Columbia, Mo., public schools enable students to grow plants without soil. The tower gardens use 90 percent less water and grow plants three times faster, at sizes 30 percent larger than traditional gardens. There are 20 tower gardens, one in each of the 20 elementary schools in the district. President of the Columbia Public Schools Foundation Lynn Barnett told KOMU News that the project was chosen because it will make an impact on a large number of children — around 8,000 — and help children develop into productive adults.
"For this particular grant, what was really, really interesting was our world is dealing with hunger and production of food as it relates to water issues and space issues, so this, using these growing powers, is a way that food can be grown larger, and it can be grown faster and with very little water," she said. Barnett added that the foundation hopes the children will grow up to be "contributors to developing new ways to feed the world's population."
The station interviewed students including Dexter Fox, a third-grader at Russell Boulevard Elementary, who said, "I think it's gonna be fun having this in our school, because we come here often,"
Addelyn Bell, also a third-grader at Russell Boulevard, said that science is her favorite subject because she likes doing experiments and learning about the world. She's excited about having the tower garden: "I think it's just gonna be really cool to have."
According to CPS Science Coordinator Mike Szydlowski, who installed the gardens, he will start student competitions in mid-January, like which school can grow the largest head of lettuce. Students can experiment by changing the formula for nutrients, adjusting the light timers or using different types of lettuce.
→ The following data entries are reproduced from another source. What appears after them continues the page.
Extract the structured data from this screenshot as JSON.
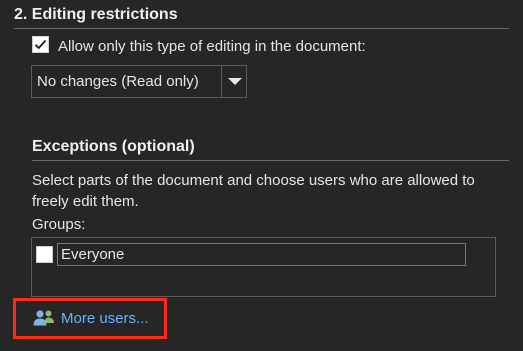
{
  "editing_restrictions": {
    "title": "2. Editing restrictions",
    "allow_checkbox": {
      "checked": true,
      "label": "Allow only this type of editing in the document:"
    },
    "editing_type_select": {
      "selected": "No changes (Read only)"
    }
  },
  "exceptions": {
    "title": "Exceptions (optional)",
    "description": "Select parts of the document and choose users who are allowed to freely edit them.",
    "groups_label": "Groups:",
    "groups": [
      {
        "label": "Everyone",
        "checked": false
      }
    ],
    "more_users_label": "More users..."
  },
  "colors": {
    "background": "#262626",
    "text": "#e6e6e6",
    "link": "#6ab0ff",
    "highlight_border": "#ff2a1a",
    "focus_border": "#4a7fc4"
  },
  "icons": {
    "checkbox_check": "checkmark-icon",
    "dropdown": "chevron-down-icon",
    "more_users": "users-icon"
  }
}
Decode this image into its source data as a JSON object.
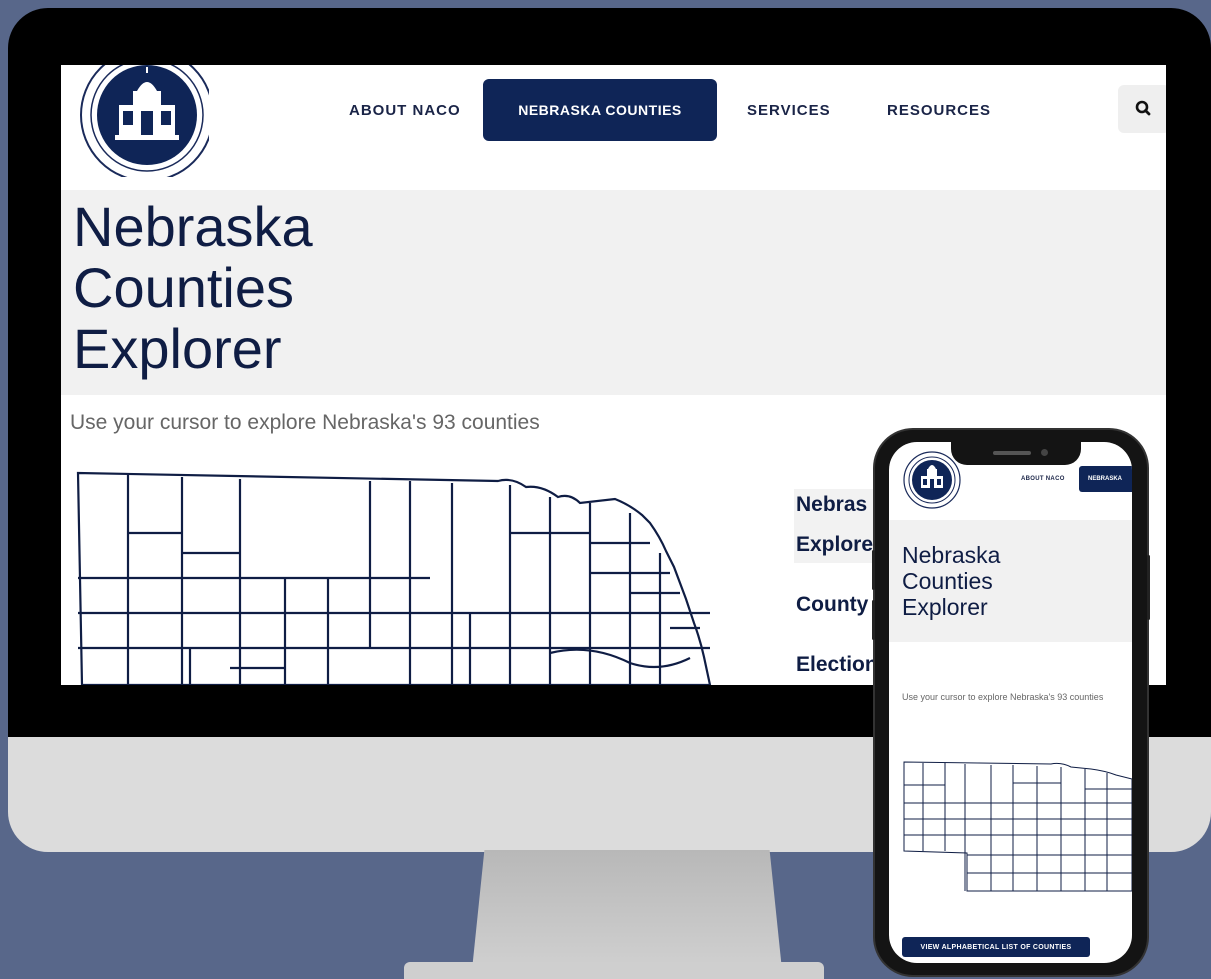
{
  "desktop": {
    "nav": {
      "items": [
        {
          "label": "ABOUT NACO"
        },
        {
          "label": "NEBRASKA COUNTIES",
          "active": true
        },
        {
          "label": "SERVICES"
        },
        {
          "label": "RESOURCES"
        }
      ],
      "search_icon": "search-icon"
    },
    "hero": {
      "title_lines": [
        "Nebraska",
        "Counties",
        "Explorer"
      ]
    },
    "subtitle": "Use your cursor to explore Nebraska's 93 counties",
    "sidebar_headings": [
      "Nebras",
      "Explore",
      "County",
      "Election"
    ]
  },
  "mobile": {
    "nav": {
      "about_label": "ABOUT NACO",
      "active_label": "NEBRASKA"
    },
    "hero": {
      "title_lines": [
        "Nebraska",
        "Counties",
        "Explorer"
      ]
    },
    "subtitle": "Use your cursor to explore Nebraska's 93 counties",
    "list_button": "VIEW ALPHABETICAL LIST OF COUNTIES"
  },
  "colors": {
    "background": "#58678a",
    "brand_navy": "#0f2557",
    "hero_gray": "#f1f1f1"
  }
}
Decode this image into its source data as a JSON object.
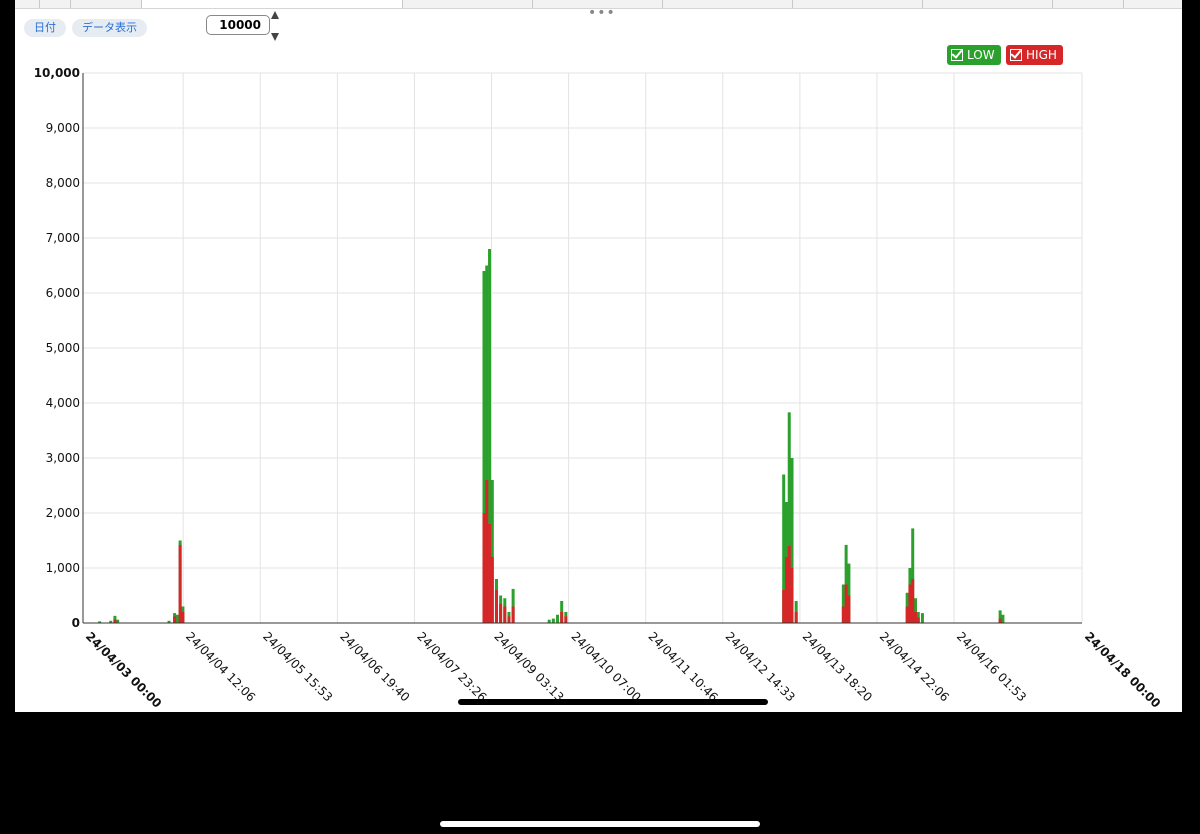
{
  "toolbar": {
    "date_label": "日付",
    "data_view_label": "データ表示",
    "limit_value": "10000"
  },
  "legend": {
    "low_label": "LOW",
    "high_label": "HIGH",
    "low_color": "#2ca02c",
    "high_color": "#d62728"
  },
  "chart_data": {
    "type": "bar",
    "title": "",
    "xlabel": "",
    "ylabel": "",
    "ylim": [
      0,
      10000
    ],
    "yticks": [
      "0",
      "1,000",
      "2,000",
      "3,000",
      "4,000",
      "5,000",
      "6,000",
      "7,000",
      "8,000",
      "9,000",
      "10,000"
    ],
    "xlim": [
      "24/04/03 00:00",
      "24/04/18 00:00"
    ],
    "xticks": [
      "24/04/03 00:00",
      "24/04/04 12:06",
      "24/04/05 15:53",
      "24/04/06 19:40",
      "24/04/07 23:26",
      "24/04/09 03:13",
      "24/04/10 07:00",
      "24/04/11 10:46",
      "24/04/12 14:33",
      "24/04/13 18:20",
      "24/04/14 22:06",
      "24/04/16 01:53",
      "24/04/18 00:00"
    ],
    "grid": true,
    "legend_position": "top-right",
    "series": [
      {
        "name": "LOW",
        "color": "#2ca02c",
        "points": [
          [
            "24/04/03 06:00",
            30
          ],
          [
            "24/04/03 10:00",
            40
          ],
          [
            "24/04/03 11:30",
            130
          ],
          [
            "24/04/03 12:30",
            60
          ],
          [
            "24/04/04 07:00",
            40
          ],
          [
            "24/04/04 09:00",
            180
          ],
          [
            "24/04/04 10:00",
            150
          ],
          [
            "24/04/04 11:00",
            1500
          ],
          [
            "24/04/04 12:00",
            300
          ],
          [
            "24/04/09 00:30",
            6400
          ],
          [
            "24/04/09 01:30",
            6500
          ],
          [
            "24/04/09 02:30",
            6800
          ],
          [
            "24/04/09 03:30",
            2600
          ],
          [
            "24/04/09 05:00",
            800
          ],
          [
            "24/04/09 06:30",
            500
          ],
          [
            "24/04/09 08:00",
            450
          ],
          [
            "24/04/09 09:30",
            200
          ],
          [
            "24/04/09 11:00",
            620
          ],
          [
            "24/04/10 00:00",
            60
          ],
          [
            "24/04/10 01:30",
            80
          ],
          [
            "24/04/10 03:00",
            150
          ],
          [
            "24/04/10 04:30",
            400
          ],
          [
            "24/04/10 06:00",
            200
          ],
          [
            "24/04/13 12:30",
            2700
          ],
          [
            "24/04/13 13:30",
            2200
          ],
          [
            "24/04/13 14:30",
            3830
          ],
          [
            "24/04/13 15:30",
            3000
          ],
          [
            "24/04/13 17:00",
            400
          ],
          [
            "24/04/14 10:00",
            700
          ],
          [
            "24/04/14 11:00",
            1420
          ],
          [
            "24/04/14 12:00",
            1080
          ],
          [
            "24/04/15 09:00",
            550
          ],
          [
            "24/04/15 10:00",
            1000
          ],
          [
            "24/04/15 11:00",
            1720
          ],
          [
            "24/04/15 12:00",
            450
          ],
          [
            "24/04/15 13:00",
            200
          ],
          [
            "24/04/15 14:30",
            180
          ],
          [
            "24/04/16 18:30",
            230
          ],
          [
            "24/04/16 19:30",
            150
          ]
        ]
      },
      {
        "name": "HIGH",
        "color": "#d62728",
        "points": [
          [
            "24/04/03 11:30",
            60
          ],
          [
            "24/04/04 09:00",
            120
          ],
          [
            "24/04/04 11:00",
            1420
          ],
          [
            "24/04/04 12:00",
            200
          ],
          [
            "24/04/09 00:30",
            2000
          ],
          [
            "24/04/09 01:30",
            2600
          ],
          [
            "24/04/09 02:30",
            1800
          ],
          [
            "24/04/09 03:30",
            1200
          ],
          [
            "24/04/09 05:00",
            600
          ],
          [
            "24/04/09 06:30",
            350
          ],
          [
            "24/04/09 08:00",
            300
          ],
          [
            "24/04/09 09:30",
            120
          ],
          [
            "24/04/09 11:00",
            300
          ],
          [
            "24/04/10 04:30",
            200
          ],
          [
            "24/04/10 06:00",
            120
          ],
          [
            "24/04/13 12:30",
            600
          ],
          [
            "24/04/13 13:30",
            1200
          ],
          [
            "24/04/13 14:30",
            1400
          ],
          [
            "24/04/13 15:30",
            1000
          ],
          [
            "24/04/13 17:00",
            200
          ],
          [
            "24/04/14 10:00",
            300
          ],
          [
            "24/04/14 11:00",
            700
          ],
          [
            "24/04/14 12:00",
            500
          ],
          [
            "24/04/15 09:00",
            300
          ],
          [
            "24/04/15 10:00",
            700
          ],
          [
            "24/04/15 11:00",
            800
          ],
          [
            "24/04/15 12:00",
            200
          ],
          [
            "24/04/15 13:00",
            100
          ],
          [
            "24/04/16 18:30",
            80
          ]
        ]
      }
    ]
  }
}
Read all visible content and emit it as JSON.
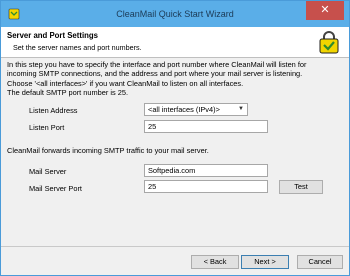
{
  "window": {
    "title": "CleanMail Quick Start Wizard",
    "close_glyph": "✕"
  },
  "header": {
    "title": "Server and Port Settings",
    "subtitle": "Set the server names and port numbers."
  },
  "intro": {
    "line1": "In this step you have to specify the interface and port number where CleanMail will listen for",
    "line2": "incoming SMTP connections, and the address and port where your mail server is listening.",
    "line3": "Choose '<all interfaces>' if you want CleanMail to listen on all interfaces.",
    "line4": "The default SMTP port number is 25."
  },
  "listen": {
    "address_label": "Listen Address",
    "address_value": "<all interfaces (IPv4)>",
    "port_label": "Listen Port",
    "port_value": "25"
  },
  "forward_note": "CleanMail forwards incoming SMTP traffic to your mail server.",
  "mail": {
    "server_label": "Mail Server",
    "server_value": "Softpedia.com",
    "port_label": "Mail Server Port",
    "port_value": "25",
    "test_label": "Test"
  },
  "footer": {
    "back_label": "< Back",
    "next_label": "Next >",
    "cancel_label": "Cancel"
  },
  "colors": {
    "titlebar": "#5aaee8",
    "close": "#c7504c",
    "icon_yellow": "#f2d500",
    "icon_green": "#2e8b2e"
  }
}
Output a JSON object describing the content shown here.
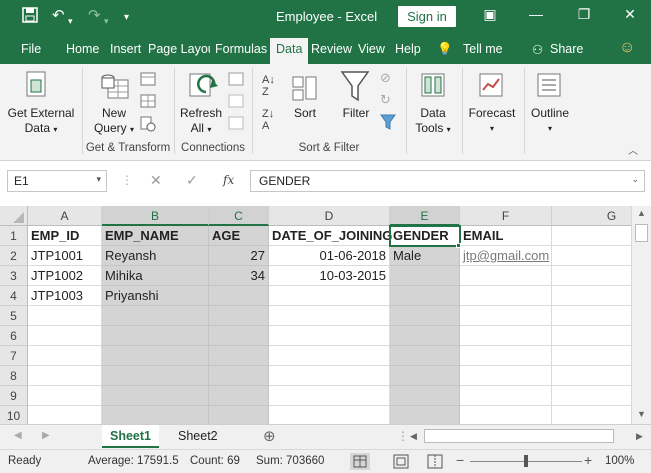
{
  "titlebar": {
    "title": "Employee  -  Excel",
    "signin": "Sign in",
    "save_icon": "save-icon",
    "undo_icon": "undo-icon",
    "redo_icon": "redo-icon"
  },
  "tabs": [
    "File",
    "Home",
    "Insert",
    "Page Layou",
    "Formulas",
    "Data",
    "Review",
    "View",
    "Help",
    "Tell me",
    "Share"
  ],
  "ribbon": {
    "get_external": [
      "Get External",
      "Data"
    ],
    "new_query": [
      "New",
      "Query"
    ],
    "group_get_transform": "Get & Transform",
    "refresh": [
      "Refresh",
      "All"
    ],
    "group_connections": "Connections",
    "sort": "Sort",
    "filter": "Filter",
    "group_sort_filter": "Sort & Filter",
    "data_tools": [
      "Data",
      "Tools"
    ],
    "forecast": "Forecast",
    "outline": "Outline"
  },
  "formula_bar": {
    "name_box": "E1",
    "fx": "fx",
    "content": "GENDER"
  },
  "columns": [
    "A",
    "B",
    "C",
    "D",
    "E",
    "F",
    "G"
  ],
  "rows": [
    "1",
    "2",
    "3",
    "4",
    "5",
    "6",
    "7",
    "8",
    "9",
    "10"
  ],
  "cells": {
    "A1": "EMP_ID",
    "B1": "EMP_NAME",
    "C1": "AGE",
    "D1": "DATE_OF_JOINING",
    "E1": "GENDER",
    "F1": "EMAIL",
    "A2": "JTP1001",
    "B2": "Reyansh",
    "C2": "27",
    "D2": "01-06-2018",
    "E2": "Male",
    "F2": "jtp@gmail.com",
    "A3": "JTP1002",
    "B3": "Mihika",
    "C3": "34",
    "D3": "10-03-2015",
    "A4": "JTP1003",
    "B4": "Priyanshi"
  },
  "sheets": [
    "Sheet1",
    "Sheet2"
  ],
  "status": {
    "ready": "Ready",
    "average": "Average: 17591.5",
    "count": "Count: 69",
    "sum": "Sum: 703660",
    "zoom": "100%"
  },
  "colors": {
    "excel_green": "#217346",
    "selected_gray": "#d4d4d4"
  }
}
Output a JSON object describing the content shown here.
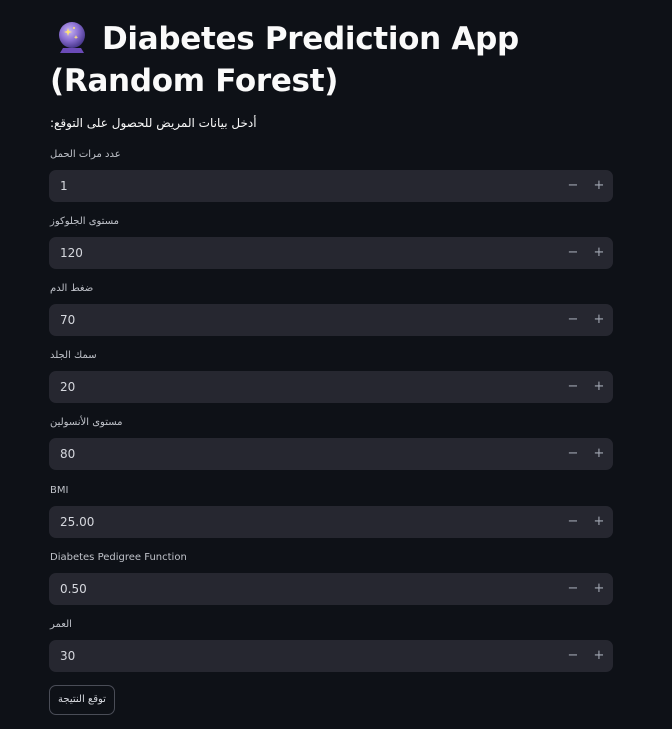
{
  "app": {
    "title_icon": "crystal-ball-icon",
    "title": "Diabetes Prediction App (Random Forest)",
    "subtitle": "أدخل بيانات المريض للحصول على التوقع:"
  },
  "fields": [
    {
      "label": "عدد مرات الحمل",
      "value": "1"
    },
    {
      "label": "مستوى الجلوكوز",
      "value": "120"
    },
    {
      "label": "ضغط الدم",
      "value": "70"
    },
    {
      "label": "سمك الجلد",
      "value": "20"
    },
    {
      "label": "مستوى الأنسولين",
      "value": "80"
    },
    {
      "label": "BMI",
      "value": "25.00"
    },
    {
      "label": "Diabetes Pedigree Function",
      "value": "0.50"
    },
    {
      "label": "العمر",
      "value": "30"
    }
  ],
  "stepper": {
    "decrement": "−",
    "increment": "+"
  },
  "predict_button": {
    "label": "توقع النتيجة"
  },
  "colors": {
    "background": "#0e1117",
    "input_background": "#262730",
    "text": "#fafafa"
  }
}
He said that the tower gardens provoke thought and wonderment: "A lot of the parents have learned science by textbooks and memorizing content, and it doesn't stick, and there's so many things in society, in our culture, right now that involve problem solving and using wonderment and trying to find new ways to solve problems that we don't even know about, so we want to get new opportunities for the kids to be curious."